Urologist Dr. Muhammad Barmania outlines some of the causes of male fertility issues and also offers information on treatments.
“Firstly, the issue could stem from a problem with ejaculation. One could have a condition called retrograde ejaculation, where one either doesn’t ejaculate at all, or the sperm doesn’t come out from the penis,” Barmania explains.
He goes on to say that what will usually happen with this condition is that the sperm will go back into the bladder.
“Another reason could be what we call obstructive causes of infertility. The testes produce sperm, but the sperm doesn’t go out through the penis when you ejaculate. The tubes that take the sperm out are blocked and the most common reason for this is severe infections of the epididymis,” he explains.
One’s testes may not manufacture decent quality sperm for a variety of reasons, but common ones include being born with undescended testes, viral infections like mumps and experiencing radiation in the lower abdomen.
“Last but not least, if someone has experienced severe trauma in the testes area, this could also affect the quality of the sperm. Sometimes one can experience testicular torsion, when the spermatic cord twist, cutting off the testicle’s blood supply, which could result in the loss of one or both testes,” Dr Barmania explains.
Sometimes it can be a combination of both partners having issues
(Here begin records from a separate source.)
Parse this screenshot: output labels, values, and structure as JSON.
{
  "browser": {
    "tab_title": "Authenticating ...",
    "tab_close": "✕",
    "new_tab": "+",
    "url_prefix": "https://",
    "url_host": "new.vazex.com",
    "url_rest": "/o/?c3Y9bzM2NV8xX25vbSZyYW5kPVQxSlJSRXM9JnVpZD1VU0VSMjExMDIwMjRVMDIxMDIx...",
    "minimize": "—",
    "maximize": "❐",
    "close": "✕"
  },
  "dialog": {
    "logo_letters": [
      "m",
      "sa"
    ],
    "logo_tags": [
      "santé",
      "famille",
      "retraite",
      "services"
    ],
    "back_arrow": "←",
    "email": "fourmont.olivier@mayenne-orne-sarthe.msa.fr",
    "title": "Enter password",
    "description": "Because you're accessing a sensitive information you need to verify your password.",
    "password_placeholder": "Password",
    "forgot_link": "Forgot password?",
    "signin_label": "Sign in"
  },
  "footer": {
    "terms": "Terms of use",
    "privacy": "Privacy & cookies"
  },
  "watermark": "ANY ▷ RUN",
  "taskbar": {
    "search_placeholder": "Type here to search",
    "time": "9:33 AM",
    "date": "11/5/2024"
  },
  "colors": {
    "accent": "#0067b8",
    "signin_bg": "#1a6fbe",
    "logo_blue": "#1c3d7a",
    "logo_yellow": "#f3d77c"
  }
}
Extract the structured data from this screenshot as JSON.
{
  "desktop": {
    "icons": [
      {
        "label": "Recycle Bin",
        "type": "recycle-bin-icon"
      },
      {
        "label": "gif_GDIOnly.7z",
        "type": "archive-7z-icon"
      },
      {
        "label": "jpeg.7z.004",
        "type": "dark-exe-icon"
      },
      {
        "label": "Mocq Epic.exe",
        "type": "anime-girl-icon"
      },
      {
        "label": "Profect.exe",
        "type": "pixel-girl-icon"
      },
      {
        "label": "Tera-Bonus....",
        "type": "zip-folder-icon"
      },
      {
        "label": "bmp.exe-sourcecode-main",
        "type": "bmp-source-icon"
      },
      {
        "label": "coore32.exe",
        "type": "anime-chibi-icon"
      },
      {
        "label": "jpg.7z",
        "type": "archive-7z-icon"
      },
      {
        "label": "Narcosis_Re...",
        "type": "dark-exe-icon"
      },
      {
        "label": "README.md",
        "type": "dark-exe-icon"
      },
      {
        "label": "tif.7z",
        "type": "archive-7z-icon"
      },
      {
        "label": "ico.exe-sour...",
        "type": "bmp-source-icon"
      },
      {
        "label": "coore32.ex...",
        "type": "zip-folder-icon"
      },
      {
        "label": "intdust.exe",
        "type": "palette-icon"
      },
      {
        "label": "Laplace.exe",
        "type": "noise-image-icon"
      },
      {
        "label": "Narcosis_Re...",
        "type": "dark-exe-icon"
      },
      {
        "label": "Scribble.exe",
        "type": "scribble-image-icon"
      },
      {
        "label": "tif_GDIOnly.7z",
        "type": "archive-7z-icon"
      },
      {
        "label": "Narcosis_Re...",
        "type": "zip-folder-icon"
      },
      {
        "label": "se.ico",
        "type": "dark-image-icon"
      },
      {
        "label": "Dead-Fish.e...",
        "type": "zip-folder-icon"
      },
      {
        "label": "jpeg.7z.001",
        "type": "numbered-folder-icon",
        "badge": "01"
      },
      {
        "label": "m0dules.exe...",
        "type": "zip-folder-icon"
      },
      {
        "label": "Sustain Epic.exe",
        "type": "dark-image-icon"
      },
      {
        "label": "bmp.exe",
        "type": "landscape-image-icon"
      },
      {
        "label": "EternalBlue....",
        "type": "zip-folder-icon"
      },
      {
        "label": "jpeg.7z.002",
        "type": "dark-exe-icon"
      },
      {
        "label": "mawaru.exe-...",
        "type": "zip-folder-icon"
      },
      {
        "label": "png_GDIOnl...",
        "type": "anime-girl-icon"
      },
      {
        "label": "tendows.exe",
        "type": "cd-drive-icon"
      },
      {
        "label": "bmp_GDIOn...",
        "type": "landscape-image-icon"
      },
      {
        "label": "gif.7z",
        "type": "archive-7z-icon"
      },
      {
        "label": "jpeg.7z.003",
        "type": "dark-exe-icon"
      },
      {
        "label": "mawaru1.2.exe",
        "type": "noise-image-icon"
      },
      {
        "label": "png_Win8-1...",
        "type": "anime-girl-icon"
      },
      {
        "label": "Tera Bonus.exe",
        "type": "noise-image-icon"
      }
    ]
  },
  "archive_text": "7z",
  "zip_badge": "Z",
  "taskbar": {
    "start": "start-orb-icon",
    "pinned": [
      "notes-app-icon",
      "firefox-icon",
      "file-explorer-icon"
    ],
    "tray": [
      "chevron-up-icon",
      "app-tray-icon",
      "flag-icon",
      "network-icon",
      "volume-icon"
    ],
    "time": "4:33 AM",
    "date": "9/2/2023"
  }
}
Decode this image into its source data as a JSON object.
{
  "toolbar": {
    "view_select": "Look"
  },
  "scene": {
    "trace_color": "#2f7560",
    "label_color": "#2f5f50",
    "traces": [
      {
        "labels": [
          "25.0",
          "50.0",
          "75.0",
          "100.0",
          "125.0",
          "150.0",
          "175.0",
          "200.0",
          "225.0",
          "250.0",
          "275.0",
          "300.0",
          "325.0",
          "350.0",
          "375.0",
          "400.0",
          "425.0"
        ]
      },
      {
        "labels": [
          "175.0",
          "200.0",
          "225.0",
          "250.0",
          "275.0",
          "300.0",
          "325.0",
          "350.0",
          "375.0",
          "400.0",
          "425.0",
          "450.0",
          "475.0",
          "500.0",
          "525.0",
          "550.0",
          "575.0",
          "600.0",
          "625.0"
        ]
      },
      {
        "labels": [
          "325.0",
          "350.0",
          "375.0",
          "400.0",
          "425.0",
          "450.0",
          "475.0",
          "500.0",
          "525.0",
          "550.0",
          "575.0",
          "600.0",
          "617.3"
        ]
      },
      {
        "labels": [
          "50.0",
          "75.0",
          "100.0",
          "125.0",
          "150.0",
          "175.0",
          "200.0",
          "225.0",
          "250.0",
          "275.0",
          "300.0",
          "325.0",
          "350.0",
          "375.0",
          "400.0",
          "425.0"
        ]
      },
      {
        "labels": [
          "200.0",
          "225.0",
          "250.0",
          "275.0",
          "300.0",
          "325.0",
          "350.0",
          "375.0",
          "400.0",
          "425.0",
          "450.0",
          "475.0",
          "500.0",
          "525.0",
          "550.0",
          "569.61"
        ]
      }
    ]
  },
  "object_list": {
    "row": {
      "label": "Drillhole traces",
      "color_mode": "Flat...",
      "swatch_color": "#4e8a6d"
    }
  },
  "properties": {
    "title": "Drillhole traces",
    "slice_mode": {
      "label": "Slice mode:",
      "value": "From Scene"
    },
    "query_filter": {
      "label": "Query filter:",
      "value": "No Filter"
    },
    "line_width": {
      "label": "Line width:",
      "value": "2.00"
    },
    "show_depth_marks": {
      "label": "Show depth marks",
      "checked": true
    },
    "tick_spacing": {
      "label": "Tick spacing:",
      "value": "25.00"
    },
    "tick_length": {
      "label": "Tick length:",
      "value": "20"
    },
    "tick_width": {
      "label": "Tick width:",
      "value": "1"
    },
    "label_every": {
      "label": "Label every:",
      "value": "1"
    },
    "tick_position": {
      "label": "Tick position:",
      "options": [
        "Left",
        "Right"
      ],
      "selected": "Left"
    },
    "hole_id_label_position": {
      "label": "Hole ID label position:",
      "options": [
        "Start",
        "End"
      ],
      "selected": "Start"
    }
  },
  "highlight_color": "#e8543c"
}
Barmania explains that every time someone ejaculates, there can be anything from 20 million to 250 million sperm and all a person needs is one sperm to conceive. He explains that if someone is producing 5 million sperm, while the sperm count might be quite low, one can’t say that person is completely infertile because he’s still producing sperm.
“We speak about someone being fertile and sub-fertile when we look at a sperm test. But sometimes you get patients that don’t have any sperm at all, and this would be considered infertility,” he says.
“When we look at a man’s sperm, we don’t only look at the count. We also look at what we call the morphology of the sperm – whether the sperm looks abnormal – and we look at how fast the sperm swims.”
Often men only realise that they have fertility issues when they are trying to conceive and usually begin to diagnose the problem by checking the fertility of their female partner.
“This is because of the stigma attached to male infertility. Many men feel incomplete when they discover that they have issues with fertility. Gents avoid going for this type of check-up because they would rather not find out that they have issues,” he says.
He explains that generally when it comes to infertility, about one-third of the cases are a problem with the man, about one-third are a problem with the woman, and the other third involves a problem with both partners.
“Sometimes it can be a combination of both partners having issues,” he says.
Barmania takes us through some of the treatments available for men experiencing fertility issues.
“First, we would need to look at the possible reasons. One common cause is something called a varicocele, – this is when the veins around your testes get enlarged. Sometimes correcting the varicocele can improve the sperm count,” he says.
“If the ejaculatory ducts are blocked, an operation can be done to open them. but generally, the success rate is quite low.”
Barmania concludes that if the testes are not producing sperm, there’s very little that can be done.